== EXERCISE DESCRIPTION ==
With no omissions, write out every record given below.

== GIVEN INFORMATION ==
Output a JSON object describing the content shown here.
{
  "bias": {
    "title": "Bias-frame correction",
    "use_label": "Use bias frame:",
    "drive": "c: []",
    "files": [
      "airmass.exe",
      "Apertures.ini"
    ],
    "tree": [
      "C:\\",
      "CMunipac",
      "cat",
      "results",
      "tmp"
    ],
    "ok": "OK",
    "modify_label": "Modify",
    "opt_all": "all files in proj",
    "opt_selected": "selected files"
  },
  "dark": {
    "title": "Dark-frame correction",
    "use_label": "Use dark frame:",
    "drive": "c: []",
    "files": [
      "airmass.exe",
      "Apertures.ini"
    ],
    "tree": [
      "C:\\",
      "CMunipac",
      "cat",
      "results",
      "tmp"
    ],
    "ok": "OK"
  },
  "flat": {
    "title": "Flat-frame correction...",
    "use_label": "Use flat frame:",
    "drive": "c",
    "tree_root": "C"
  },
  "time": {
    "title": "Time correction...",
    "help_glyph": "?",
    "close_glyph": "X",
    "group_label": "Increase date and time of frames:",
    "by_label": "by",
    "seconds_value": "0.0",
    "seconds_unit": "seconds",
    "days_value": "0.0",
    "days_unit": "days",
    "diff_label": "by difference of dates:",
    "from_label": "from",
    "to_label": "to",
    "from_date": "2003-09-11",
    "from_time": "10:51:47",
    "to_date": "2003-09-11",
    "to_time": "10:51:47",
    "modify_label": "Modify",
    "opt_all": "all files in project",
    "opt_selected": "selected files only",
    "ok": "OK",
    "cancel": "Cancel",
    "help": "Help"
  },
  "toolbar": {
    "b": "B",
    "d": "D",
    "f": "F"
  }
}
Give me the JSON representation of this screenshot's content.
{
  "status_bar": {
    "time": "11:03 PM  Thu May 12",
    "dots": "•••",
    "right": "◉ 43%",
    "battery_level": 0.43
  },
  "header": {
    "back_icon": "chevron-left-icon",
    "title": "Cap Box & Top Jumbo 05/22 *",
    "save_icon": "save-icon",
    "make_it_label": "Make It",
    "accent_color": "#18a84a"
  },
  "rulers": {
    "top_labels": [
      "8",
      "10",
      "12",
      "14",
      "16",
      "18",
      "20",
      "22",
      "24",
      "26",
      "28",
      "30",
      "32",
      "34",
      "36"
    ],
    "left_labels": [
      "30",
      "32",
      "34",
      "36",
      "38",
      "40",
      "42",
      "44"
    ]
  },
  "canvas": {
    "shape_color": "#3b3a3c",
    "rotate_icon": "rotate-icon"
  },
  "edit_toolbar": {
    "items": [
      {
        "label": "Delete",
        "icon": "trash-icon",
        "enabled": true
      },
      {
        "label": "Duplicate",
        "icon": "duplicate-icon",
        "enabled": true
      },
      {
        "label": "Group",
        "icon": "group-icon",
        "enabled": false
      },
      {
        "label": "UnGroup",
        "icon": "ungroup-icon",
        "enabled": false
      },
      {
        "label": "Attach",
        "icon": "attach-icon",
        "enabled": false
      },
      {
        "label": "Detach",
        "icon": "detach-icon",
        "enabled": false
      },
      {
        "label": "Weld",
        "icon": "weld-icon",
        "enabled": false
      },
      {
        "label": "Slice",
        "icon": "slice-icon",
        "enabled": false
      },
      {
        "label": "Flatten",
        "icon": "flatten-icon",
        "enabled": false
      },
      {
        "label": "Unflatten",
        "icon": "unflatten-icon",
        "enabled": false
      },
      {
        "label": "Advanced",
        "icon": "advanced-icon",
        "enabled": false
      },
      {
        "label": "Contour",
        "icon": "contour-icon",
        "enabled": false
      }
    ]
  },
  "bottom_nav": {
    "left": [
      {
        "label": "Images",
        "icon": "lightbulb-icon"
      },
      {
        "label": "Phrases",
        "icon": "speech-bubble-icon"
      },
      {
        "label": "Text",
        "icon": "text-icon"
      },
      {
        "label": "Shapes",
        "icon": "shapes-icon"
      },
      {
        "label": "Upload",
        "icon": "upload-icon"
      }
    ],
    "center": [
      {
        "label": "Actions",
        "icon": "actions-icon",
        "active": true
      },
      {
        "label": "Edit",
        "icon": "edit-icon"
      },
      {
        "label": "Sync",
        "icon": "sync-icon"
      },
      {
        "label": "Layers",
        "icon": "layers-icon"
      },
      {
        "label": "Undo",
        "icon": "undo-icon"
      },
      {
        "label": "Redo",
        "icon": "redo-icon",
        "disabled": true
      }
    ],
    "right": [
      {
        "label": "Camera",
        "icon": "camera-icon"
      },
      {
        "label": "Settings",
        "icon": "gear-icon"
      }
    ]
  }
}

== OUTPUT OF THE EXERCISE ==
Output a JSON object describing the content shown here.
{
  "bias": {
    "title": "Bias-frame correction",
    "use_label": "Use bias frame:",
    "drive": "c: []",
    "files": [
      "airmass.exe",
      "Apertures.ini"
    ],
    "tree": [
      "C:\\",
      "CMunipac",
      "cat",
      "results",
      "tmp"
    ],
    "ok": "OK",
    "modify_label": "Modify",
    "opt_all": "all files in proj",
    "opt_selected": "selected files"
  },
  "dark": {
    "title": "Dark-frame correction",
    "use_label": "Use dark frame:",
    "drive": "c: []",
    "files": [
      "airmass.exe",
      "Apertures.ini"
    ],
    "tree": [
      "C:\\",
      "CMunipac",
      "cat",
      "results",
      "tmp"
    ],
    "ok": "OK"
  },
  "flat": {
    "title": "Flat-frame correction...",
    "use_label": "Use flat frame:",
    "drive": "c",
    "tree_root": "C"
  },
  "time": {
    "title": "Time correction...",
    "help_glyph": "?",
    "close_glyph": "X",
    "group_label": "Increase date and time of frames:",
    "by_label": "by",
    "seconds_value": "0.0",
    "seconds_unit": "seconds",
    "days_value": "0.0",
    "days_unit": "days",
    "diff_label": "by difference of dates:",
    "from_label": "from",
    "to_label": "to",
    "from_date": "2003-09-11",
    "from_time": "10:51:47",
    "to_date": "2003-09-11",
    "to_time": "10:51:47",
    "modify_label": "Modify",
    "opt_all": "all files in project",
    "opt_selected": "selected files only",
    "ok": "OK",
    "cancel": "Cancel",
    "help": "Help"
  },
  "toolbar": {
    "b": "B",
    "d": "D",
    "f": "F"
  }
}
Give me the JSON representation of this screenshot's content.
{
  "status_bar": {
    "time": "11:03 PM  Thu May 12",
    "dots": "•••",
    "right": "◉ 43%",
    "battery_level": 0.43
  },
  "header": {
    "back_icon": "chevron-left-icon",
    "title": "Cap Box & Top Jumbo 05/22 *",
    "save_icon": "save-icon",
    "make_it_label": "Make It",
    "accent_color": "#18a84a"
  },
  "rulers": {
    "top_labels": [
      "8",
      "10",
      "12",
      "14",
      "16",
      "18",
      "20",
      "22",
      "24",
      "26",
      "28",
      "30",
      "32",
      "34",
      "36"
    ],
    "left_labels": [
      "30",
      "32",
      "34",
      "36",
      "38",
      "40",
      "42",
      "44"
    ]
  },
  "canvas": {
    "shape_color": "#3b3a3c",
    "rotate_icon": "rotate-icon"
  },
  "edit_toolbar": {
    "items": [
      {
        "label": "Delete",
        "icon": "trash-icon",
        "enabled": true
      },
      {
        "label": "Duplicate",
        "icon": "duplicate-icon",
        "enabled": true
      },
      {
        "label": "Group",
        "icon": "group-icon",
        "enabled": false
      },
      {
        "label": "UnGroup",
        "icon": "ungroup-icon",
        "enabled": false
      },
      {
        "label": "Attach",
        "icon": "attach-icon",
        "enabled": false
      },
      {
        "label": "Detach",
        "icon": "detach-icon",
        "enabled": false
      },
      {
        "label": "Weld",
        "icon": "weld-icon",
        "enabled": false
      },
      {
        "label": "Slice",
        "icon": "slice-icon",
        "enabled": false
      },
      {
        "label": "Flatten",
        "icon": "flatten-icon",
        "enabled": false
      },
      {
        "label": "Unflatten",
        "icon": "unflatten-icon",
        "enabled": false
      },
      {
        "label": "Advanced",
        "icon": "advanced-icon",
        "enabled": false
      },
      {
        "label": "Contour",
        "icon": "contour-icon",
        "enabled": false
      }
    ]
  },
  "bottom_nav": {
    "left": [
      {
        "label": "Images",
        "icon": "lightbulb-icon"
      },
      {
        "label": "Phrases",
        "icon": "speech-bubble-icon"
      },
      {
        "label": "Text",
        "icon": "text-icon"
      },
      {
        "label": "Shapes",
        "icon": "shapes-icon"
      },
      {
        "label": "Upload",
        "icon": "upload-icon"
      }
    ],
    "center": [
      {
        "label": "Actions",
        "icon": "actions-icon",
        "active": true
      },
      {
        "label": "Edit",
        "icon": "edit-icon"
      },
      {
        "label": "Sync",
        "icon": "sync-icon"
      },
      {
        "label": "Layers",
        "icon": "layers-icon"
      },
      {
        "label": "Undo",
        "icon": "undo-icon"
      },
      {
        "label": "Redo",
        "icon": "redo-icon",
        "disabled": true
      }
    ],
    "right": [
      {
        "label": "Camera",
        "icon": "camera-icon"
      },
      {
        "label": "Settings",
        "icon": "gear-icon"
      }
    ]
  }
}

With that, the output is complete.